Work order: Copy exactly, and only, the lines from the line containing "Output a JSON" through the last line of the records below, both included, and leave out any pictures.

------------

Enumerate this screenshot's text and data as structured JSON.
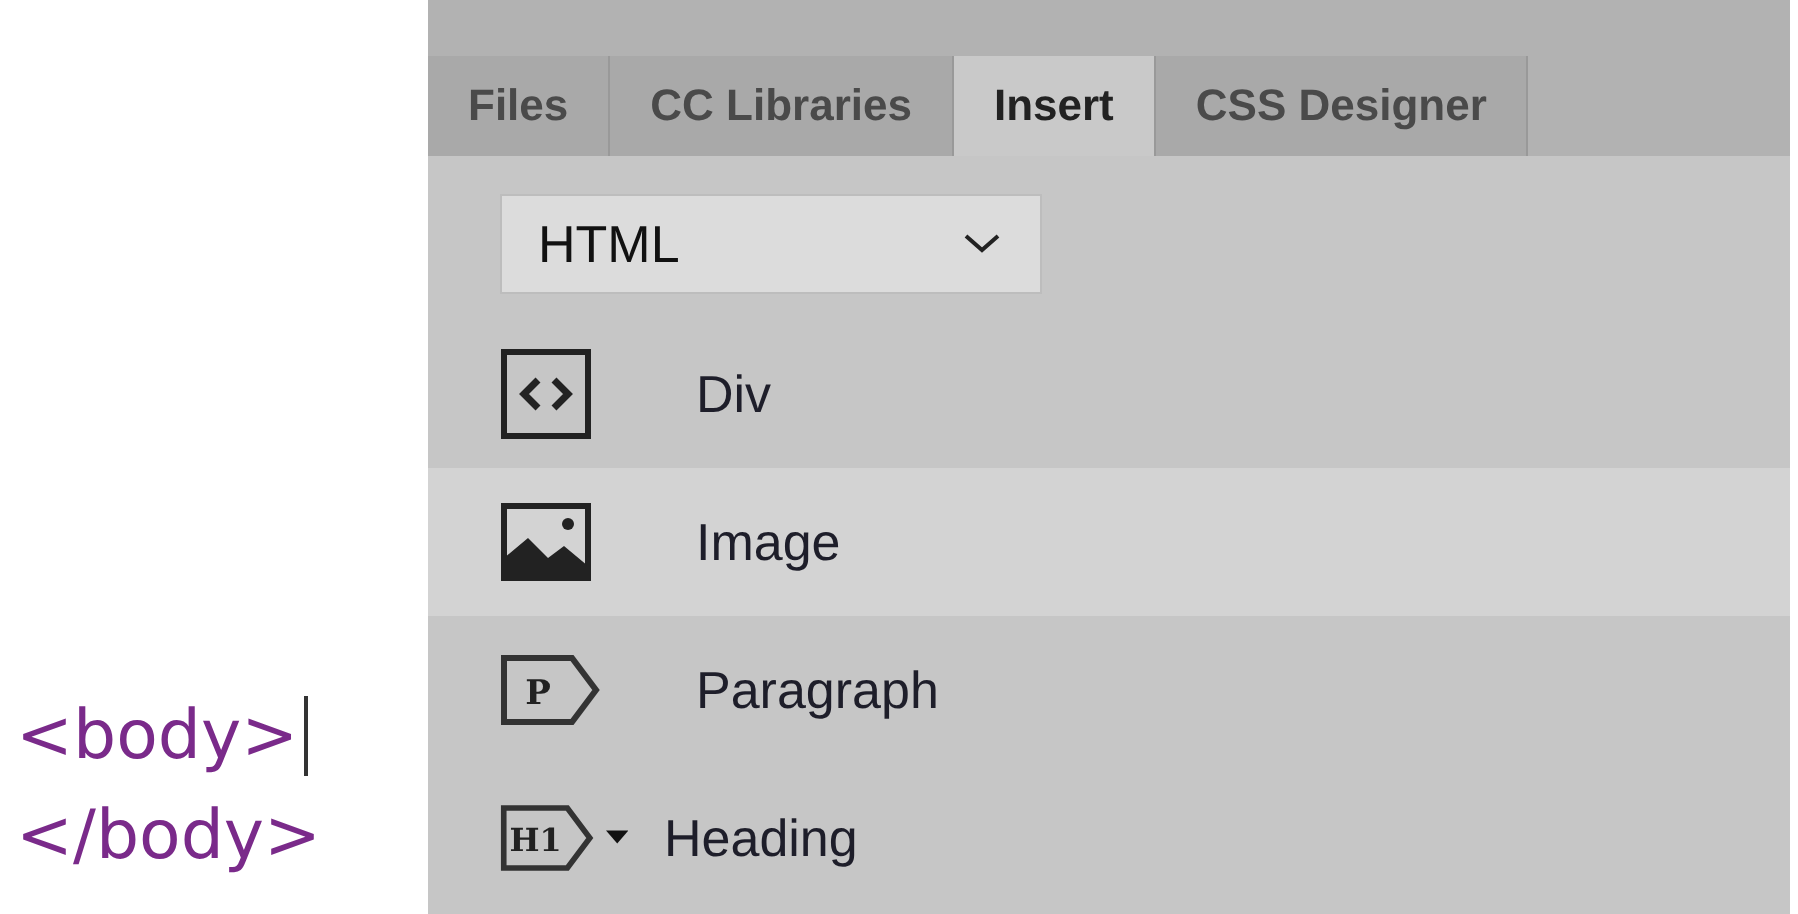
{
  "code_lines": [
    {
      "text": "<body>",
      "cursor": true
    },
    {
      "text": "</body>",
      "cursor": false
    }
  ],
  "tabs": [
    {
      "label": "Files",
      "selected": false
    },
    {
      "label": "CC Libraries",
      "selected": false
    },
    {
      "label": "Insert",
      "selected": true
    },
    {
      "label": "CSS Designer",
      "selected": false
    }
  ],
  "category_select": {
    "value": "HTML"
  },
  "items": [
    {
      "label": "Div",
      "kind": "div",
      "selected": false,
      "has_menu": false
    },
    {
      "label": "Image",
      "kind": "image",
      "selected": true,
      "has_menu": false
    },
    {
      "label": "Paragraph",
      "kind": "tag",
      "tag_label": "P",
      "selected": false,
      "has_menu": false
    },
    {
      "label": "Heading",
      "kind": "tag",
      "tag_label": "H1",
      "selected": false,
      "has_menu": true
    }
  ]
}
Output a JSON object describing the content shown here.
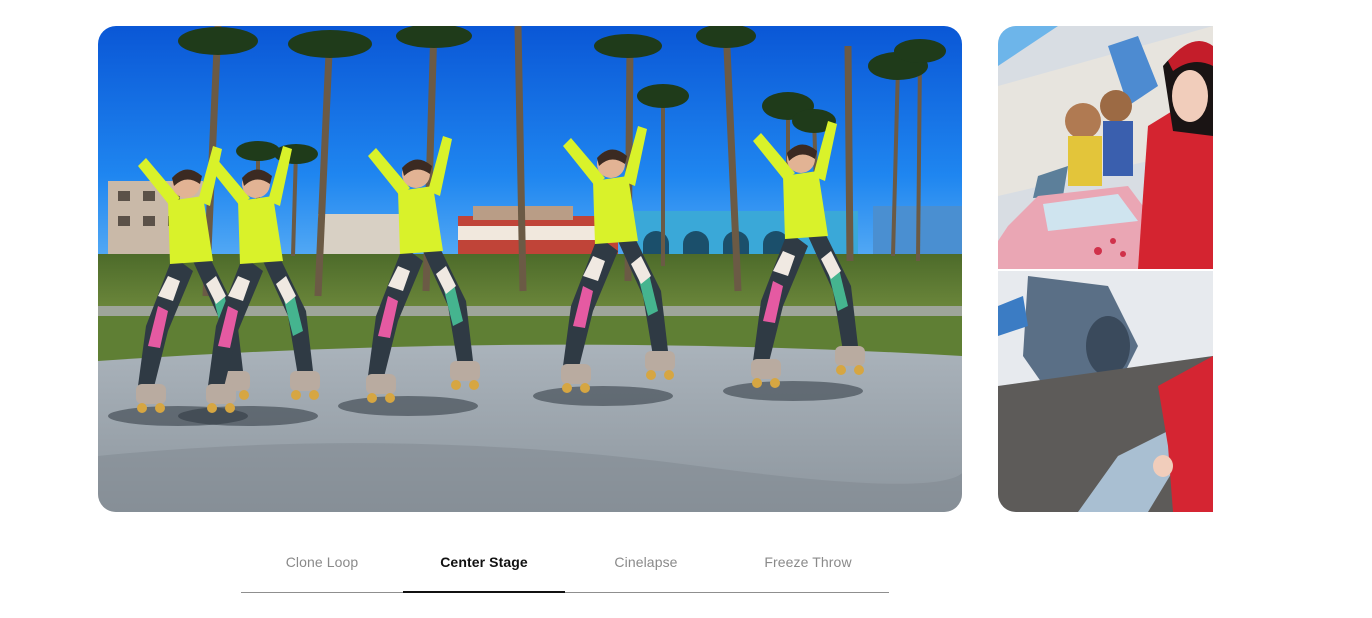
{
  "carousel": {
    "main_slide_alt": "Roller skater cloned four times in a park with palm trees",
    "next_slide_alt": "Person in red hoodie in front of mural with pink car"
  },
  "tabs": [
    {
      "label": "Clone Loop",
      "active": false
    },
    {
      "label": "Center Stage",
      "active": true
    },
    {
      "label": "Cinelapse",
      "active": false
    },
    {
      "label": "Freeze Throw",
      "active": false
    }
  ],
  "colors": {
    "active_text": "#111111",
    "inactive_text": "#8a8a8a",
    "divider": "#8f8f8f"
  }
}
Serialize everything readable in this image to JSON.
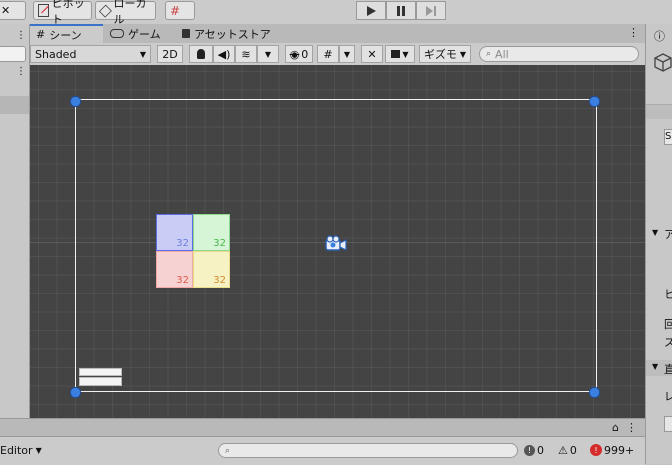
{
  "toolbar": {
    "pivot_label": "ピボット",
    "local_label": "ローカル"
  },
  "tabs": [
    {
      "label": "シーン",
      "icon": "grid-icon"
    },
    {
      "label": "ゲーム",
      "icon": "gamepad-icon"
    },
    {
      "label": "アセットストア",
      "icon": "bag-icon"
    }
  ],
  "scene_toolbar": {
    "shading_mode": "Shaded",
    "mode_2d": "2D",
    "hidden_count": "0",
    "gizmos_label": "ギズモ",
    "search_placeholder": "All"
  },
  "sprite_tiles": [
    {
      "label": "32",
      "fill": "#c9cdf6",
      "border": "#5b6de6",
      "text": "#6c7fe0"
    },
    {
      "label": "32",
      "fill": "#d6f5d6",
      "border": "#8fd98f",
      "text": "#49b94c"
    },
    {
      "label": "32",
      "fill": "#f6d2d2",
      "border": "#f0a9a9",
      "text": "#e05a4a"
    },
    {
      "label": "32",
      "fill": "#f6f2c4",
      "border": "#e6dc8a",
      "text": "#d88a2e"
    }
  ],
  "console": {
    "filter_label": "Editor",
    "info_count": "0",
    "warning_count": "0",
    "error_count": "999+"
  },
  "inspector": {
    "labels": [
      "S",
      "ア",
      "ヒ",
      "回",
      "ス",
      "直",
      "レ"
    ]
  },
  "colors": {
    "scene_bg": "#444444",
    "accent": "#3a72c6",
    "error": "#d42a2a"
  }
}
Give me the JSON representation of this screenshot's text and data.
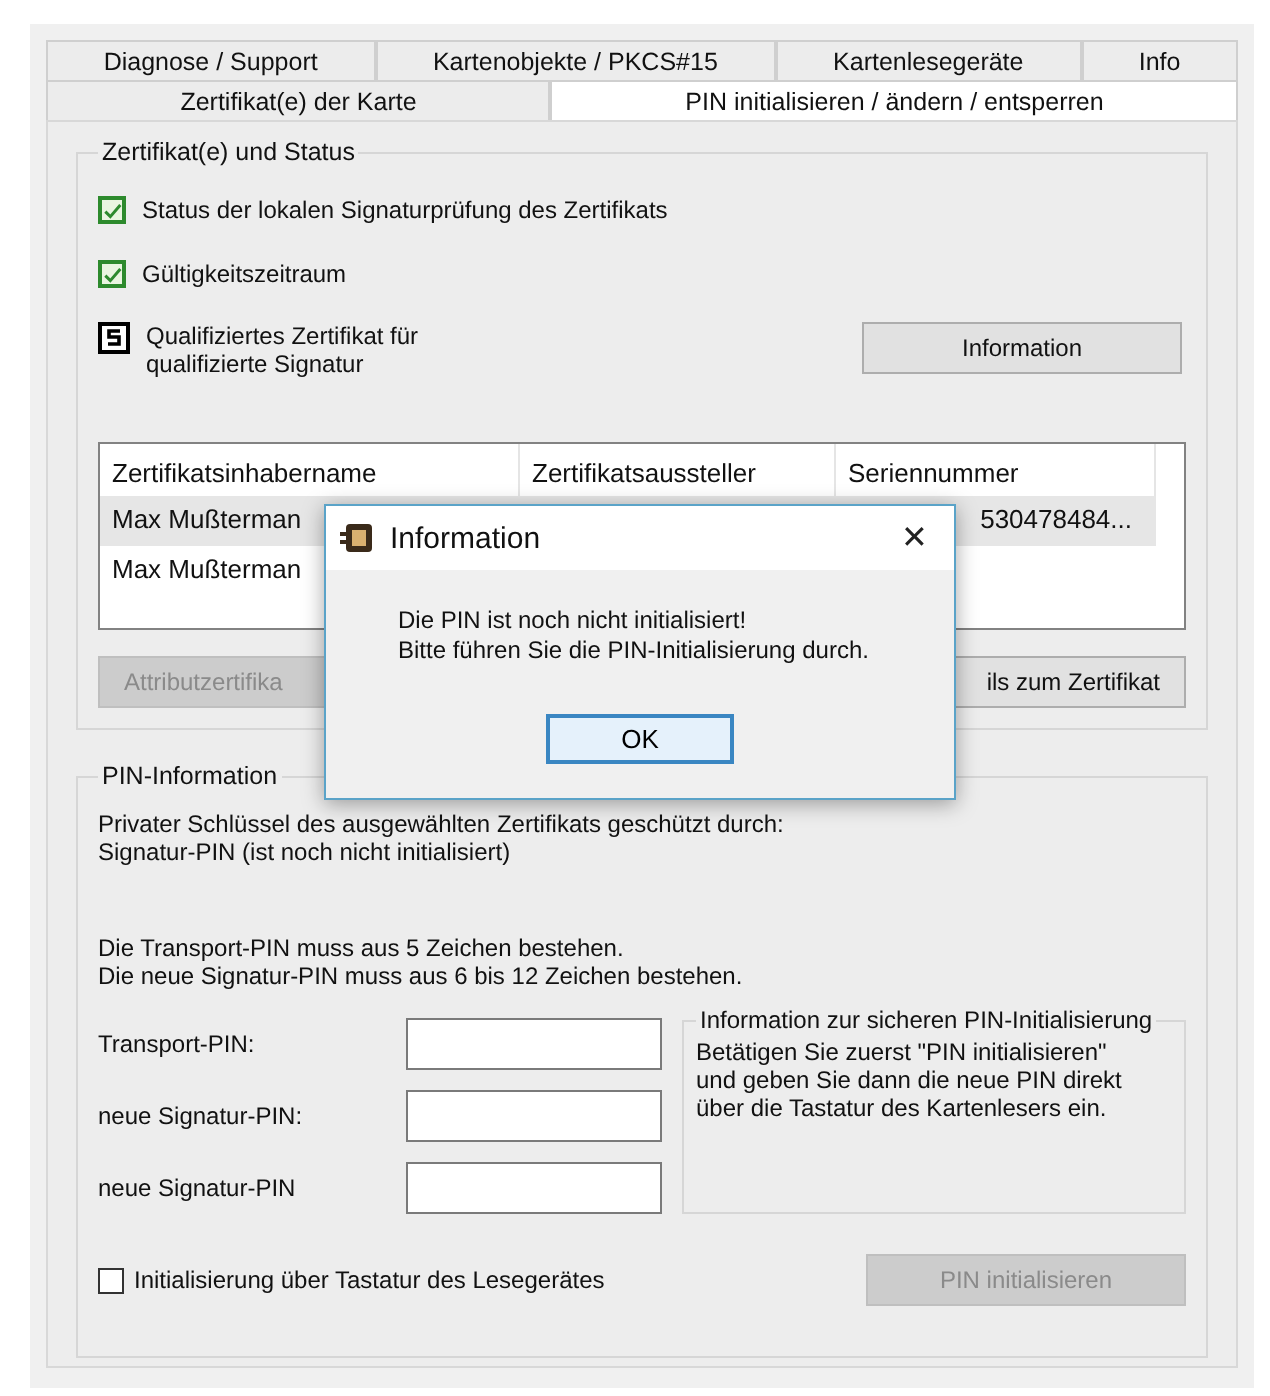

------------

Written answer:
Output a JSON object describing the content shown here.
{
  "carousel": {
    "main_slide_alt": "Roller skater cloned four times in a park with palm trees",
    "next_slide_alt": "Person in red hoodie in front of mural with pink car"
  },
  "tabs": [
    {
      "label": "Clone Loop",
      "active": false
    },
    {
      "label": "Center Stage",
      "active": true
    },
    {
      "label": "Cinelapse",
      "active": false
    },
    {
      "label": "Freeze Throw",
      "active": false
    }
  ],
  "colors": {
    "active_text": "#111111",
    "inactive_text": "#8a8a8a",
    "divider": "#8f8f8f"
  }
}
Serialize everything readable in this image to JSON.
{
  "toolbar": {
    "pivot_label": "ピボット",
    "local_label": "ローカル"
  },
  "tabs": [
    {
      "label": "シーン",
      "icon": "grid-icon"
    },
    {
      "label": "ゲーム",
      "icon": "gamepad-icon"
    },
    {
      "label": "アセットストア",
      "icon": "bag-icon"
    }
  ],
  "scene_toolbar": {
    "shading_mode": "Shaded",
    "mode_2d": "2D",
    "hidden_count": "0",
    "gizmos_label": "ギズモ",
    "search_placeholder": "All"
  },
  "sprite_tiles": [
    {
      "label": "32",
      "fill": "#c9cdf6",
      "border": "#5b6de6",
      "text": "#6c7fe0"
    },
    {
      "label": "32",
      "fill": "#d6f5d6",
      "border": "#8fd98f",
      "text": "#49b94c"
    },
    {
      "label": "32",
      "fill": "#f6d2d2",
      "border": "#f0a9a9",
      "text": "#e05a4a"
    },
    {
      "label": "32",
      "fill": "#f6f2c4",
      "border": "#e6dc8a",
      "text": "#d88a2e"
    }
  ],
  "console": {
    "filter_label": "Editor",
    "info_count": "0",
    "warning_count": "0",
    "error_count": "999+"
  },
  "inspector": {
    "labels": [
      "S",
      "ア",
      "ヒ",
      "回",
      "ス",
      "直",
      "レ"
    ]
  },
  "colors": {
    "scene_bg": "#444444",
    "accent": "#3a72c6",
    "error": "#d42a2a"
  }
}
Give me the JSON representation of this screenshot's text and data.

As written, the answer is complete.